Furthermore, it is not just good laws that make successful commissions but also a transparent and credible selection process for members. Sensitivity to the trauma and unrest of victims, social standing, integrity, and expertise on international humanitarian laws and transitional justice are essential when selecting commissioners. In our case, commissioners not familiar with the transitional justice campaign were selected through an opaque process with no consultations with victims. Political consensus even elevated a few who had previously pleaded in favour of alleged perpetrators at courts of law in the past. This has raised serious questions regarding the credibility and legacy of the two commissions. The commissioners did not even express any concerns on the faulty provisions of the transitional justice Act on reconciliation and amnesty nor admitted that the process had not been victim-centric. The Recommendation Committee held consultations with victims but did not address any of our objections on the Act, the selection guidelines and the selection process. If victims have no confidence and disown the transitional justice process, just whom will the commissions serve?

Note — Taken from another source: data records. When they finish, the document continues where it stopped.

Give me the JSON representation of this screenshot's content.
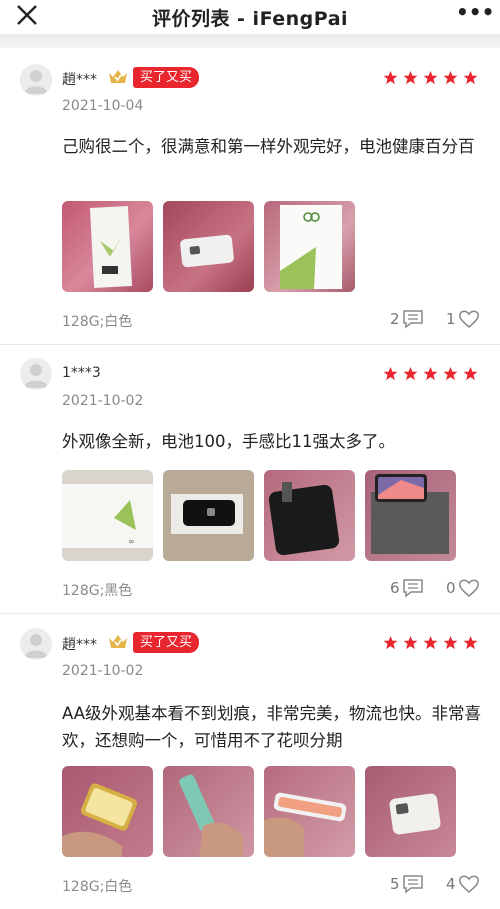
{
  "header": {
    "title": "评价列表 - iFengPai",
    "more": "•••"
  },
  "badge_label": "买了又买",
  "reviews": [
    {
      "user": "趙***",
      "vip": true,
      "repurchase": true,
      "rating": 5,
      "date": "2021-10-04",
      "text": "己购很二个，很满意和第一样外观完好，电池健康百分百",
      "photo_count": 3,
      "spec": "128G;白色",
      "comments": "2",
      "likes": "1"
    },
    {
      "user": "1***3",
      "vip": false,
      "repurchase": false,
      "rating": 5,
      "date": "2021-10-02",
      "text": "外观像全新，电池100，手感比11强太多了。",
      "photo_count": 4,
      "spec": "128G;黑色",
      "comments": "6",
      "likes": "0"
    },
    {
      "user": "趙***",
      "vip": true,
      "repurchase": true,
      "rating": 5,
      "date": "2021-10-02",
      "text": "AA级外观基本看不到划痕，非常完美，物流也快。非常喜欢，还想购一个，可惜用不了花呗分期",
      "photo_count": 4,
      "spec": "128G;白色",
      "comments": "5",
      "likes": "4"
    }
  ],
  "colors": {
    "accent": "#e8262d",
    "star": "#e8262d",
    "vip_gold": "#e6b54a",
    "muted": "#8a8a8a"
  },
  "icons": {
    "close": "close-icon",
    "more": "more-icon",
    "comment": "comment-icon",
    "like": "heart-icon",
    "star": "star-icon",
    "vip": "vip-crown-icon"
  }
}
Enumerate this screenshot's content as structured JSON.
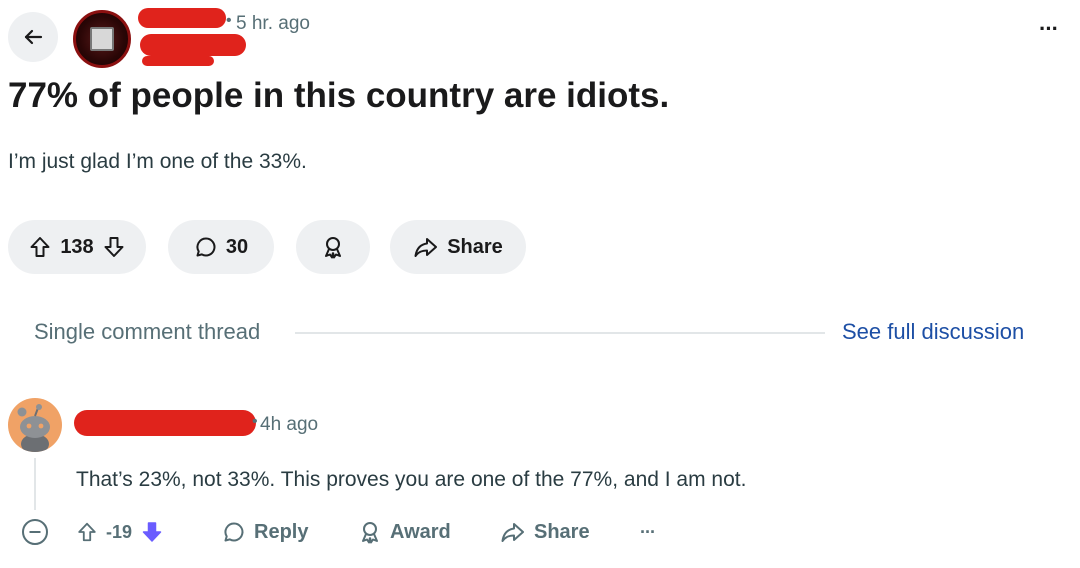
{
  "post": {
    "time": "5 hr. ago",
    "title": "77% of people in this country are idiots.",
    "body": "I’m just glad I’m one of the 33%.",
    "upvotes": "138",
    "comments": "30",
    "share_label": "Share"
  },
  "thread": {
    "label": "Single comment thread",
    "see_full": "See full discussion"
  },
  "comment": {
    "time": "4h ago",
    "body": "That’s 23%, not 33%. This proves you are one of the 77%, and I am not.",
    "score": "-19",
    "reply_label": "Reply",
    "award_label": "Award",
    "share_label": "Share"
  },
  "icons": {
    "back": "arrow-left-icon",
    "more": "more-horizontal-icon",
    "upvote": "upvote-arrow-icon",
    "downvote": "downvote-arrow-icon",
    "comment": "comment-bubble-icon",
    "award": "award-icon",
    "share": "share-arrow-icon",
    "collapse": "collapse-minus-icon"
  },
  "colors": {
    "redaction": "#e0231c",
    "downvote_active": "#6a5cff",
    "link": "#1d4fa5",
    "pill_bg": "#eef0f2"
  }
}
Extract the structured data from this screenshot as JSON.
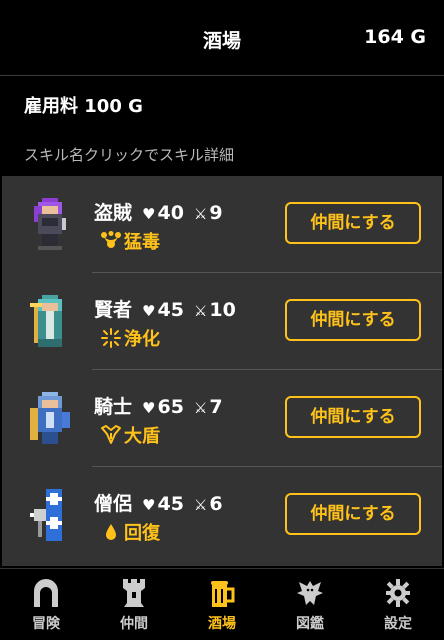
{
  "header": {
    "title": "酒場",
    "gold": "164 G"
  },
  "hire_fee": "雇用料 100 G",
  "hint": "スキル名クリックでスキル詳細",
  "symbols": {
    "heart": "♥",
    "sword": "⚔"
  },
  "recruits": [
    {
      "name": "盗賊",
      "hp": "40",
      "atk": "9",
      "skill": "猛毒",
      "skill_icon": "poison-icon",
      "button": "仲間にする"
    },
    {
      "name": "賢者",
      "hp": "45",
      "atk": "10",
      "skill": "浄化",
      "skill_icon": "sparkle-icon",
      "button": "仲間にする"
    },
    {
      "name": "騎士",
      "hp": "65",
      "atk": "7",
      "skill": "大盾",
      "skill_icon": "shield-crest-icon",
      "button": "仲間にする"
    },
    {
      "name": "僧侶",
      "hp": "45",
      "atk": "6",
      "skill": "回復",
      "skill_icon": "droplet-icon",
      "button": "仲間にする"
    }
  ],
  "nav": [
    {
      "label": "冒険",
      "icon": "gate-icon",
      "active": false
    },
    {
      "label": "仲間",
      "icon": "tower-icon",
      "active": false
    },
    {
      "label": "酒場",
      "icon": "beer-mug-icon",
      "active": true
    },
    {
      "label": "図鑑",
      "icon": "dragon-icon",
      "active": false
    },
    {
      "label": "設定",
      "icon": "gear-icon",
      "active": false
    }
  ],
  "colors": {
    "accent": "#ffc21a",
    "panel": "#333333",
    "background": "#000000"
  }
}
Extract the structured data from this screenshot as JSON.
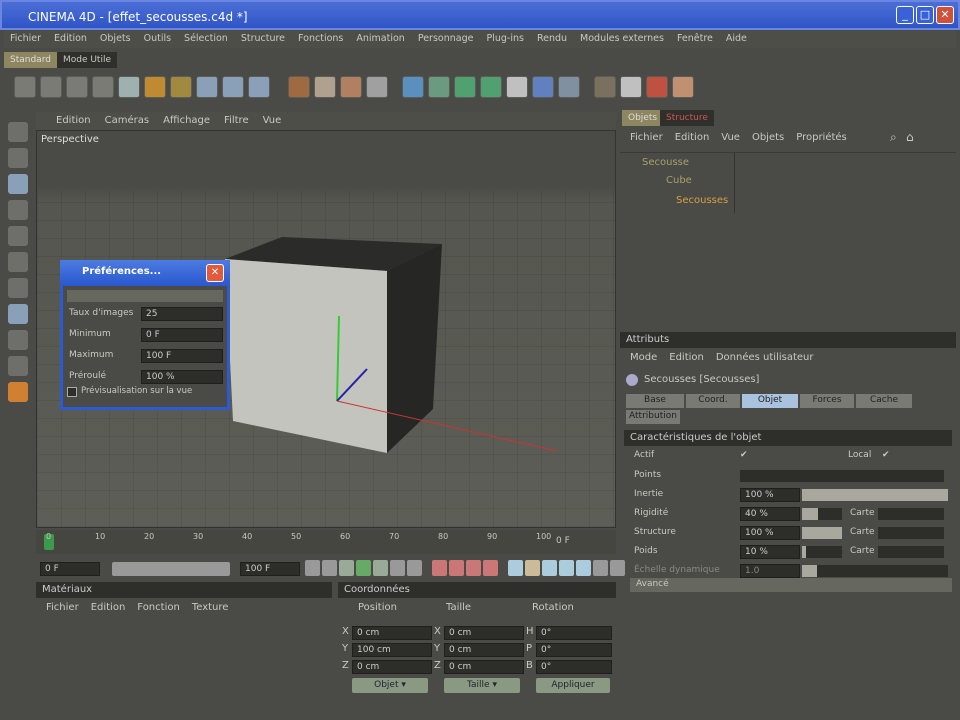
{
  "window": {
    "title": "CINEMA 4D - [effet_secousses.c4d *]",
    "minimize": "_",
    "maximize": "□",
    "close": "✕"
  },
  "menu": [
    "Fichier",
    "Edition",
    "Objets",
    "Outils",
    "Sélection",
    "Structure",
    "Fonctions",
    "Animation",
    "Personnage",
    "Plug-ins",
    "Rendu",
    "Modules externes",
    "Fenêtre",
    "Aide"
  ],
  "layout_tabs": [
    "Standard",
    "Mode Utile"
  ],
  "viewport": {
    "menu": [
      "Edition",
      "Caméras",
      "Affichage",
      "Filtre",
      "Vue"
    ],
    "label": "Perspective"
  },
  "object_manager": {
    "tabs": [
      "Objets",
      "Structure"
    ],
    "menu": [
      "Fichier",
      "Edition",
      "Vue",
      "Objets",
      "Propriétés"
    ],
    "items": [
      "Secousse",
      "Cube",
      "Secousses"
    ]
  },
  "attributes": {
    "title": "Attributs",
    "menu": [
      "Mode",
      "Edition",
      "Données utilisateur"
    ],
    "object": "Secousses [Secousses]",
    "tabs": [
      "Base",
      "Coord.",
      "Objet",
      "Forces",
      "Cache",
      "Attribution"
    ],
    "active_tab": "Objet",
    "section": "Caractéristiques de l'objet",
    "actif": "Actif",
    "local": "Local",
    "rows": [
      {
        "label": "Points",
        "value": ""
      },
      {
        "label": "Inertie",
        "value": "100 %",
        "fill": 100
      },
      {
        "label": "Rigidité",
        "value": "40 %",
        "fill": 40,
        "map": "Carte"
      },
      {
        "label": "Structure",
        "value": "100 %",
        "fill": 100,
        "map": "Carte"
      },
      {
        "label": "Poids",
        "value": "10 %",
        "fill": 10,
        "map": "Carte"
      },
      {
        "label": "Échelle dynamique",
        "value": "1.0"
      }
    ],
    "advanced": "Avancé"
  },
  "preferences": {
    "title": "Préférences...",
    "fields": [
      {
        "label": "Taux d'images",
        "value": "25"
      },
      {
        "label": "Minimum",
        "value": "0 F"
      },
      {
        "label": "Maximum",
        "value": "100 F"
      },
      {
        "label": "Préroulé",
        "value": "100 %"
      }
    ],
    "checkbox": "Prévisualisation sur la vue"
  },
  "timeline": {
    "ticks": [
      "0",
      "10",
      "20",
      "30",
      "40",
      "50",
      "60",
      "70",
      "80",
      "90",
      "100"
    ],
    "current": "0 F",
    "start": "0 F",
    "end": "100 F"
  },
  "materials": {
    "title": "Matériaux",
    "menu": [
      "Fichier",
      "Edition",
      "Fonction",
      "Texture"
    ]
  },
  "coordinates": {
    "title": "Coordonnées",
    "headers": [
      "Position",
      "Taille",
      "Rotation"
    ],
    "rows": [
      {
        "a": "X",
        "p": "0 cm",
        "s": "0 cm",
        "r": "H",
        "rv": "0°"
      },
      {
        "a": "Y",
        "p": "100 cm",
        "s": "0 cm",
        "r": "P",
        "rv": "0°"
      },
      {
        "a": "Z",
        "p": "0 cm",
        "s": "0 cm",
        "r": "B",
        "rv": "0°"
      }
    ],
    "mode": "Objet",
    "size_mode": "Taille",
    "apply": "Appliquer"
  },
  "colors": {
    "accent": "#2f54c6",
    "panel": "#4a4b46"
  }
}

There is also much confusion regarding the definition and criteria of ‘serious crimes’ in the Act. Victims have been demanding clear criteria and clear avenues for reconciliation. Additionally, a failure to criminalise torture, enforced disappearance, and amend the statute of limitations on rape in national law amounts to de-facto amnesty. Necessary regulations, guidelines, and directives must be drafted in meaningful consultation with conflict victims. Sensitive mechanisms and ownership from victims and experts are equally necessary to ensure the access of every category of victims, especially those from remote areas. The security and protection of victims and witnesses and the confidentiality of information and evidence will also be crucial, especially given the political bent to the commissions and the number of technical issues that are certain to arise in the future.
A clear end
Nepal has a long and futile tradition of formulating commissions of inquiry. In this process, victims often lose ownership, as they are bypassed by both the law and the commissions. The SC rulings have corrected the mandates of the two commissions and shown a clear way forward for transitional justice, thus igniting a tiny spark of hope in victims. Nevertheless, the UCPN (Maoist) has objected to the SC ruling. All parties must ask themselves a serious question: do they want a real solution and a real end to the transition or an imposed solution that simply hides and shifts the major causes and trauma of the decade-long conflict? Partisan interests and a lack of priority have delayed the formation of these two commissions for up to eight years. Now, victims do not want reports numbering hundreds of pages. We want to resolve conflict-era trauma and ensure that such incidents do not recur. Victims yearn for a sense of closure.
World experience shows that many truth commissions fail. Victims in Nepal do not want that experience to repeat here. We have only ever demanded victim-centric credible commissions, not ‘clean-chit commissions’. Therefore, the sincere implementation of the SC rulings is a prerequisite to ensuring justice without manipulation or distortion from suspected perpetrators. There should be a clear basis for the commissions to work independently on the foundation of the SC rulings and a transitional justice process that places victims at the centre.
Adhikari is Chairperson of the Conflict Victims Common Platform